> Action item
Write out every entry once more, character for character.

> Stored dataset items

###

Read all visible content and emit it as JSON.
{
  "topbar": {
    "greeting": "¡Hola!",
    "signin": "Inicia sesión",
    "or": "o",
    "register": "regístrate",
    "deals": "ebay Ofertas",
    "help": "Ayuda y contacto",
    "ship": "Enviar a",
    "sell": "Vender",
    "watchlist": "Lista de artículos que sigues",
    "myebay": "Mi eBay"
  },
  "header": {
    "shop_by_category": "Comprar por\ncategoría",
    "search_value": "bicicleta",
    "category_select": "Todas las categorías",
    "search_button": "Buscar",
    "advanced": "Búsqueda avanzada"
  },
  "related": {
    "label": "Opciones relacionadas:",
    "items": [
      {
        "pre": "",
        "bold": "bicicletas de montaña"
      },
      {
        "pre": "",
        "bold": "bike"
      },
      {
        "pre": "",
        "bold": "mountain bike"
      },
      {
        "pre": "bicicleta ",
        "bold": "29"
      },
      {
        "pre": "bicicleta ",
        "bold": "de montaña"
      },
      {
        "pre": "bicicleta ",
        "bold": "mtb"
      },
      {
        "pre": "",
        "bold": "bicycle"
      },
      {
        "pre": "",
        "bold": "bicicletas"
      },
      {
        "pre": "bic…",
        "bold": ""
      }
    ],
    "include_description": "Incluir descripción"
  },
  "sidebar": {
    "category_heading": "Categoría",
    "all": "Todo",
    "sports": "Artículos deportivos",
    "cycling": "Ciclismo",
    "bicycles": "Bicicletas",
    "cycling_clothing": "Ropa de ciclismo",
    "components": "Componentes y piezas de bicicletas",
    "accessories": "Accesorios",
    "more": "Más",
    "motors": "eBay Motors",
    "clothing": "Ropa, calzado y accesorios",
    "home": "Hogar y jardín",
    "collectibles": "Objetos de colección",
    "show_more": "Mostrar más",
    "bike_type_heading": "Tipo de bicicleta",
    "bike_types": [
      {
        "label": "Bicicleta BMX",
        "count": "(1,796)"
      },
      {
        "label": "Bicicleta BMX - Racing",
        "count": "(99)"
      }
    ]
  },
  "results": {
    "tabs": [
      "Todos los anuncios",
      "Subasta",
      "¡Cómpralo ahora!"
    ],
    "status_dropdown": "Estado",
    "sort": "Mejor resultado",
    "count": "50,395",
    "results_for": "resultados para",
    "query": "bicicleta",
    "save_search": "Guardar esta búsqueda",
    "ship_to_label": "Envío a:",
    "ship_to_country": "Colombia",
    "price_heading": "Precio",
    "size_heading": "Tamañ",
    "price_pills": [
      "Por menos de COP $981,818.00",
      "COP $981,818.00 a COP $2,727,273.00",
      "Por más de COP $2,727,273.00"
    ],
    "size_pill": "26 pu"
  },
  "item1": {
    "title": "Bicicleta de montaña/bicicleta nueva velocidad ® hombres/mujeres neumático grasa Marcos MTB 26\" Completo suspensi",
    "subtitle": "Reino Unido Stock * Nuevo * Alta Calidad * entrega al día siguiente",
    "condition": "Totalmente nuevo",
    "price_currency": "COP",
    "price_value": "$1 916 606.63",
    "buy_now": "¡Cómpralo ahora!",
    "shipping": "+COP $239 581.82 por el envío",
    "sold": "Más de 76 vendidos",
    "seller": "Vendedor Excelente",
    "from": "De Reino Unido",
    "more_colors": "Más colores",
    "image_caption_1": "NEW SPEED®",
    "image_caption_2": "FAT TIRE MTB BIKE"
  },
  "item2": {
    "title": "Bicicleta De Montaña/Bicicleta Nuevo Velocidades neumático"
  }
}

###

> Exercise answer
Read all visible content and emit it as JSON.
{
  "topbar": {
    "greeting": "¡Hola!",
    "signin": "Inicia sesión",
    "or": "o",
    "register": "regístrate",
    "deals": "ebay Ofertas",
    "help": "Ayuda y contacto",
    "ship": "Enviar a",
    "sell": "Vender",
    "watchlist": "Lista de artículos que sigues",
    "myebay": "Mi eBay"
  },
  "header": {
    "shop_by_category": "Comprar por\ncategoría",
    "search_value": "bicicleta",
    "category_select": "Todas las categorías",
    "search_button": "Buscar",
    "advanced": "Búsqueda avanzada"
  },
  "related": {
    "label": "Opciones relacionadas:",
    "items": [
      {
        "pre": "",
        "bold": "bicicletas de montaña"
      },
      {
        "pre": "",
        "bold": "bike"
      },
      {
        "pre": "",
        "bold": "mountain bike"
      },
      {
        "pre": "bicicleta ",
        "bold": "29"
      },
      {
        "pre": "bicicleta ",
        "bold": "de montaña"
      },
      {
        "pre": "bicicleta ",
        "bold": "mtb"
      },
      {
        "pre": "",
        "bold": "bicycle"
      },
      {
        "pre": "",
        "bold": "bicicletas"
      },
      {
        "pre": "bic…",
        "bold": ""
      }
    ],
    "include_description": "Incluir descripción"
  },
  "sidebar": {
    "category_heading": "Categoría",
    "all": "Todo",
    "sports": "Artículos deportivos",
    "cycling": "Ciclismo",
    "bicycles": "Bicicletas",
    "cycling_clothing": "Ropa de ciclismo",
    "components": "Componentes y piezas de bicicletas",
    "accessories": "Accesorios",
    "more": "Más",
    "motors": "eBay Motors",
    "clothing": "Ropa, calzado y accesorios",
    "home": "Hogar y jardín",
    "collectibles": "Objetos de colección",
    "show_more": "Mostrar más",
    "bike_type_heading": "Tipo de bicicleta",
    "bike_types": [
      {
        "label": "Bicicleta BMX",
        "count": "(1,796)"
      },
      {
        "label": "Bicicleta BMX - Racing",
        "count": "(99)"
      }
    ]
  },
  "results": {
    "tabs": [
      "Todos los anuncios",
      "Subasta",
      "¡Cómpralo ahora!"
    ],
    "status_dropdown": "Estado",
    "sort": "Mejor resultado",
    "count": "50,395",
    "results_for": "resultados para",
    "query": "bicicleta",
    "save_search": "Guardar esta búsqueda",
    "ship_to_label": "Envío a:",
    "ship_to_country": "Colombia",
    "price_heading": "Precio",
    "size_heading": "Tamañ",
    "price_pills": [
      "Por menos de COP $981,818.00",
      "COP $981,818.00 a COP $2,727,273.00",
      "Por más de COP $2,727,273.00"
    ],
    "size_pill": "26 pu"
  },
  "item1": {
    "title": "Bicicleta de montaña/bicicleta nueva velocidad ® hombres/mujeres neumático grasa Marcos MTB 26\" Completo suspensi",
    "subtitle": "Reino Unido Stock * Nuevo * Alta Calidad * entrega al día siguiente",
    "condition": "Totalmente nuevo",
    "price_currency": "COP",
    "price_value": "$1 916 606.63",
    "buy_now": "¡Cómpralo ahora!",
    "shipping": "+COP $239 581.82 por el envío",
    "sold": "Más de 76 vendidos",
    "seller": "Vendedor Excelente",
    "from": "De Reino Unido",
    "more_colors": "Más colores",
    "image_caption_1": "NEW SPEED®",
    "image_caption_2": "FAT TIRE MTB BIKE"
  },
  "item2": {
    "title": "Bicicleta De Montaña/Bicicleta Nuevo Velocidades neumático"
  }
}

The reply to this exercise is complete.